Nabq

Crouching Tiger, Hidden Bedouin

Ramadan and Ayesh wait outside the fish shop

The other day my friends Ramadan, Ayesh, Saif, Kirsteen and Annemarie decided to go on safari to Nabq, a nature reserve about an hour from here.

Part of the trip would include food, cooked fresh on the beach, so Ramadan pre-ordered the fish.

In true Dahab style, when we turned at up at the fishmonger's he'd gone AWOL. So we waited. And waited. The occasional neighbour would pass by and speak in hurried, dramatic tones about where the man might have disappeared off to, but generally there was an atmosphere of a resigned calm that's common here. No rush, shwaya shwaya (slow, easy). Inshallah (God willing) he'd be back soon and we could go on our merry way.

In the Western world this inconvenience would have been received with a whole lot of impatience. Doesn't the fishmonger know we're busy people? Does he think we have all the time in the world to hang around by the padlocked door while he pops out for a Pret A Manger smoked salmon sandwich or decides to Turtle Wax his car? There'd soon be a long queue outside the shop, with much tapping of feet, furious texting to convey that timings have been delayed and envious stares at the person lucky enough to be at the front of the line.

Not in Dahab. Ramadan and Ayesh sat outside on the porch, lit up a cigarette, and chatted to another Bedouin who was also waiting for his fish order. He'd even brought his bag of fresh bread ready for lunch.

I say "sat", but really it's more of a crouch, or a perch perhaps. Sitting on their heels, knees bent, so only their feet are touching the ground. It's the way many Bedouin like to position themselves when they're stopping temporarily and know they'll be moving again soon. It's also viewed as being the best position when eating, as the stomach is slightly constricted, which means less food will be consumed. A lesson perhaps I should learn from!

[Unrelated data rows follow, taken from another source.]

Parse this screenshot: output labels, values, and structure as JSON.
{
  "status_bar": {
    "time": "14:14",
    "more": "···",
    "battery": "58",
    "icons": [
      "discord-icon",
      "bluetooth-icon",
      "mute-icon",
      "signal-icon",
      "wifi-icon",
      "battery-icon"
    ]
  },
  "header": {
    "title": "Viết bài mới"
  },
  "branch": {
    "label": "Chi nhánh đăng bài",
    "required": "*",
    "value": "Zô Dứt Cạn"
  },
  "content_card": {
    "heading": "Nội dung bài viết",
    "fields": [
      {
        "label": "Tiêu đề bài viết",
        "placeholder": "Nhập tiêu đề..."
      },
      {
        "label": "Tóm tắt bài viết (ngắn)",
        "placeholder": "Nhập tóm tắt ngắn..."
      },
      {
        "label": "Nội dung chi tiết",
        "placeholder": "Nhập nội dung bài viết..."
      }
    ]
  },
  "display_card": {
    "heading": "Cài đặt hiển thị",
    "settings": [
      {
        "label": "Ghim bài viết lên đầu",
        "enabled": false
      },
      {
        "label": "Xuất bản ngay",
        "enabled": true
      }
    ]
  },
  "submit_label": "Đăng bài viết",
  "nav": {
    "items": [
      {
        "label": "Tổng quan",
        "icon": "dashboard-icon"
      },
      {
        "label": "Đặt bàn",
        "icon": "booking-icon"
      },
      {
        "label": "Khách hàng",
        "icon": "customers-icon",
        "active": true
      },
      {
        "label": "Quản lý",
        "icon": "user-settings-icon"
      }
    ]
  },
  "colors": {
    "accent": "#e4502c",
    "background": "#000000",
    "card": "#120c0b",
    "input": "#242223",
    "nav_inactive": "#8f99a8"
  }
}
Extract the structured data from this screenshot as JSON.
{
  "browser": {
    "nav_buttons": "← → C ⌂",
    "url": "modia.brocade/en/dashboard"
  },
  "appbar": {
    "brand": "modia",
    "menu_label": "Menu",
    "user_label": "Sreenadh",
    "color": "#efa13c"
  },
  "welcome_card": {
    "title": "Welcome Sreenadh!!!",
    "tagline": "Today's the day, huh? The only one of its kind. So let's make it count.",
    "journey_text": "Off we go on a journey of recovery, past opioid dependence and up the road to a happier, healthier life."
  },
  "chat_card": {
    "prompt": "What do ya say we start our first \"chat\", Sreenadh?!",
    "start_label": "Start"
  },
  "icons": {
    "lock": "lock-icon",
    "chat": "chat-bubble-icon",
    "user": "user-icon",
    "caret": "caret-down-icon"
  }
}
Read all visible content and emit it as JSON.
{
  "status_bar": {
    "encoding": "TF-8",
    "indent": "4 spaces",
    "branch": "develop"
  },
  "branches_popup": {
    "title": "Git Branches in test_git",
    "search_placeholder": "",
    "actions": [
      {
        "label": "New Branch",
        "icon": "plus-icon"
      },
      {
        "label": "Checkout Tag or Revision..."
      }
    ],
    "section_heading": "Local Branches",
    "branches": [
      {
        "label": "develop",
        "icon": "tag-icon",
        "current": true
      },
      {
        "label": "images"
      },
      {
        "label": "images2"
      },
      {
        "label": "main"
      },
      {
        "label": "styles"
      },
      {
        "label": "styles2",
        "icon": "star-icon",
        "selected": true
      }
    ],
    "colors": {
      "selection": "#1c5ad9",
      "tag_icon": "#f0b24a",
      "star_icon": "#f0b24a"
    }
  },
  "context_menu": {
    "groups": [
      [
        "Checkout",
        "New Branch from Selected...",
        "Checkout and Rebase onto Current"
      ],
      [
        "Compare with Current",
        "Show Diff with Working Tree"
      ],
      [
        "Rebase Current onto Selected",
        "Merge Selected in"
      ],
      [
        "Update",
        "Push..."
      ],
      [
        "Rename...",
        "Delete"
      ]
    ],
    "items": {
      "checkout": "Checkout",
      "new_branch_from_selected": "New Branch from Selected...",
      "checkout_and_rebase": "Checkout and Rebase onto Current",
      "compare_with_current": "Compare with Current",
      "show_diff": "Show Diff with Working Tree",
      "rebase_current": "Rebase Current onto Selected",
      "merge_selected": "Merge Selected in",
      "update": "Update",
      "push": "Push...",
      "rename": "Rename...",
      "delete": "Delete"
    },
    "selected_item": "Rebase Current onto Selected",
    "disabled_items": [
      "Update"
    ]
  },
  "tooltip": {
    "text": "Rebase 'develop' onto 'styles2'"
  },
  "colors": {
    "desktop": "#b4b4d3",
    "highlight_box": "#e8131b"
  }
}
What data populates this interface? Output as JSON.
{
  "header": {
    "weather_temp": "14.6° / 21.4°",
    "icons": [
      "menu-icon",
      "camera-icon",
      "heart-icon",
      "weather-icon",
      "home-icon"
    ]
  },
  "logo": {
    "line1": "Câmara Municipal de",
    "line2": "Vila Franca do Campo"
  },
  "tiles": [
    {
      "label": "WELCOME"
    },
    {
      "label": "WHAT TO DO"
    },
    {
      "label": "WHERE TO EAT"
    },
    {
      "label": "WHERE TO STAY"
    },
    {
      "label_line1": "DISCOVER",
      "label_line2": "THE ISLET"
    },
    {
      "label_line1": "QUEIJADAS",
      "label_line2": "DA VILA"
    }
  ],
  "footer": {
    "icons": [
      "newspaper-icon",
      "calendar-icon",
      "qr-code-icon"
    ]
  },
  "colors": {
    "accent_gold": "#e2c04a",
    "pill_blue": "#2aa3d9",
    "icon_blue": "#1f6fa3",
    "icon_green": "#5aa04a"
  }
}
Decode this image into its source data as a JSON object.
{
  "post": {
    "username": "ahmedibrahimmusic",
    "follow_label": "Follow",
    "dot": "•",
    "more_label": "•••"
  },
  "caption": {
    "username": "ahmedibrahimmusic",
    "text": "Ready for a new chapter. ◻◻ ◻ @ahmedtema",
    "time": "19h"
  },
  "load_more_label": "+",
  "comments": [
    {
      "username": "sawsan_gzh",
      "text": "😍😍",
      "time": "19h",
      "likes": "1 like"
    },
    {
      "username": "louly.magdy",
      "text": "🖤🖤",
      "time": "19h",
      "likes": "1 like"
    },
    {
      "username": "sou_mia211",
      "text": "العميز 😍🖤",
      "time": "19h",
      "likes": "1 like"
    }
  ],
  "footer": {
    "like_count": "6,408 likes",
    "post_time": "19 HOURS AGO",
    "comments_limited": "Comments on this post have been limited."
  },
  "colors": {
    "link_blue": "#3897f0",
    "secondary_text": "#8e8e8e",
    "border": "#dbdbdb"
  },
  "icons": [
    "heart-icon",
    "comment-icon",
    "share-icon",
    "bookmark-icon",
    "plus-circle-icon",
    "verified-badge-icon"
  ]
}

I've been told that the Bedouin first learn to sit like this when they're young kids. It's the position they assume when they first use a hole-in-the-floor toilet or find a quiet area behind a mountain.

In the Middle East, this position is very useful. It's not comfortable to sit in the desert on hot sand with sharp stones or the possibility of ants, and chairs obviously aren't available. 

This Bedouin crouch isn't the easiest pose to assume to be honest - I've tried many a time and it hurts like hell after a few minutes. Perhaps if I practice hard enough I'll master it one day.

After around half an hour the fish man arrived, we picked up our haul and ventured back in the Toyota Hilux, Nabq bound. Mafeesh mushkella (no problem).

The Kids Are Alright

Ahmed, a small Bedouin boy, in Nabq

There's a standing joke amongst many of my friends and even the taxi drivers in Dahab that each and every single child here knows me. I think it's largely due to my Children Of Dahab book which I published about 18 months ago.

Perhaps the older generations have passed on wise advice to their siblings. "See that woman with the funny sunglasses on and long dark hair? Her name's Aliya, and she'll buy you chocolate and mango juice if you let her take your photograph."

Everywhere I go I hear kids shouting "Aliya, Aliya!" behind me, then smile as I listen to their scampering bare feet as they catch up, hold my hand and chatter away about their day.

So imagine my surprise when I took a day trip to Nabq at the weekend with some good friends. The beach is a protected area about an hour from Dahab. Just getting there takes a 4 x 4 and some stamina if your driver fancies himself as a potential Formula One superstar. It's isolated, stunning. A place to explore, think and put life into perspective away from all the hustle and bustle of the small tourist town I live in.

We arrived, bones a little shaken, and wandered down to a lagoon next to thick mangroves and a spectacular shipwreck. The water was as still as a millpond, silent and a beautiful multi-layered, shimmering turquoise that would be hard to recreate in any painting.

As I watched one tiny figure in his mask, snorkel and flippers and wondered where he'd come from, he swam towards me, stood up and shouted "Aliya!".

On closer interrogation it turned out his name was Ahmed, he was from Dahab, and I once bought him a chocolate bar in the local Ghazala Supermarket. This was possibly about 3 or 4 months ago.

My friends were crying with laughter, and I was speechless. Perhaps it's true that every child in Dahab really does know me?

Health & Safety Notice: No teeth were harmed during the writing of this article... I always advise the kids to clean them twice a day and have even been known to buy them toothbrushes and toothpaste. ;-)